What Happens if I Do Not Appear for the Reexamination?
If you do not personally appear for and complete the reexamination as scheduled (either by telephone or in person), your driving privilege will be suspended. The suspension will remain in effect until you complete the reexamination process. This includes appearing, providing the requested medical information, and satisfactorily completing any required tests. Another person cannot appear on your behalf but may accompany you.
Can DMV Reexamine Me if I Do Not Have a Medical Problem but My Driving Skills Are Deteriorating?
Yes. DMV can reexamine you when information suggests that you no longer have the knowledge and/or skill necessary to safely operate a motor vehicle.
Does DMV Automatically Reexamine Drivers After a Certain Age?
No. DMV will not reexamine a driver solely based on age.
How Long Will My Driving Privilege Be Suspended or Revoked After a Reexamination?
Generally, the length of a suspension or revocation is indefinite.
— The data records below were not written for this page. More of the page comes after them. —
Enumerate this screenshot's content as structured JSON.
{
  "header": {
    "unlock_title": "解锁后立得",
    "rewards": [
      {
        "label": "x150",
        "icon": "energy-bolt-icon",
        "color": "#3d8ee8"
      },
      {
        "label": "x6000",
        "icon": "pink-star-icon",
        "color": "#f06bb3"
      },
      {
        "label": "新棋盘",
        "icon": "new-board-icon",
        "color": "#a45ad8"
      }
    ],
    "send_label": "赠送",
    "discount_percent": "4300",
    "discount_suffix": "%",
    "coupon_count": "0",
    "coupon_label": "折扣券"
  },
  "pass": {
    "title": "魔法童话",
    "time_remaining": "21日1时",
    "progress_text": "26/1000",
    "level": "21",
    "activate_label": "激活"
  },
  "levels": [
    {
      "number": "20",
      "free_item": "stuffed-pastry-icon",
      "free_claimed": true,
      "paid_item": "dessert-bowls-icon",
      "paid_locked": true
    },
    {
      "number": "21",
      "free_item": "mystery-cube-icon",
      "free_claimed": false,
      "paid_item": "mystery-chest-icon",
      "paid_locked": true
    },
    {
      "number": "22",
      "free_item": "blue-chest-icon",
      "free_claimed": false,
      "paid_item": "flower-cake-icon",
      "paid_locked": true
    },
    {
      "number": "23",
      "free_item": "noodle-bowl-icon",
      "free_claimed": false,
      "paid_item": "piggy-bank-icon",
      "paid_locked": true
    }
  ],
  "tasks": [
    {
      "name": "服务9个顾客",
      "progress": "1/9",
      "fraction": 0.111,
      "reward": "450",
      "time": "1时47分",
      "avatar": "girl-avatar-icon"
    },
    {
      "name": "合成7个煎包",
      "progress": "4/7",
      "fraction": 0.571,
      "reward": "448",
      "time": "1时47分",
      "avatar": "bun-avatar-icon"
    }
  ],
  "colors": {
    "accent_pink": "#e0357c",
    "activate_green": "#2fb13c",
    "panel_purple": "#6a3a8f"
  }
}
However, DMV will consider reinstating your driving privilege when:
- Additional information becomes available that indicates any physical or mental condition is now under control and
no longer a potential threat to safe driving.
- Your driver’s record no longer indicates negligent driving activity.
- You complete all requirements of the reexamination process and DMV is satisfied you can safely operate a motor vehicle.
What if I Need an Interpreter?
If you need a sign or language interpreter, DMV will provide one. Contact DMV immediately so an interpreter is available on the date of your reexamination. Interpreters cannot be used during the drive test.
The California Code of Regulations §100.01 and VC §§12818, 13800, and 13801 govern Driver Safety investigations and reexaminations conducted by DMV and can be found in public libraries, DMV Driver Safety Offices, and leginfo.legislature.ca.gov.
Contact DMV Driver Safety Offices for Information, Locations, And Hours.
|Locations and Phone Numbers:|
Phone (661) 833-2103
Fax (661) 833-2102
Phone (916) 227-2970
Fax (916) 227-2901
|City of Commerce|
Phone (323) 724-4000
Fax (323) 724-9262
Phone (909) 383-7413
Fax (909) 383-7439
|City of Orange|
Phone (714) 703-2511
Fax (714) 703-2526
Phone (619) 220-5300
Fax (619) 220-5418
Phone (626) 974-7137
Fax (626) 974-7118
Phone (415) 557-1170
Fax (415) 557-7375
Phone (310) 615-3500
Fax (310) 615-3581
Phone (408) 229-7100
Fax (408) 229-7128 or (408) 229-7129
Phone (559) 445-6399
Fax (559) 445-6379 or (599) 445-6396
Phone (707) 576-2710
Fax (707) 543-7154
Phone (510) 563-8900
Fax (510) 563-8950 or (510) 563-8951
Phone (209) 948-7715
Fax (209) 463-4858
Phone (805) 988-3050
Fax (805) 988-1420
Phone (818) 376-4217
Fax (818) 376-4215
Phone (530) 224-4755
Fax (530) 224-4737
For appointments, forms, and information visit our website or call 1-800-777-0133.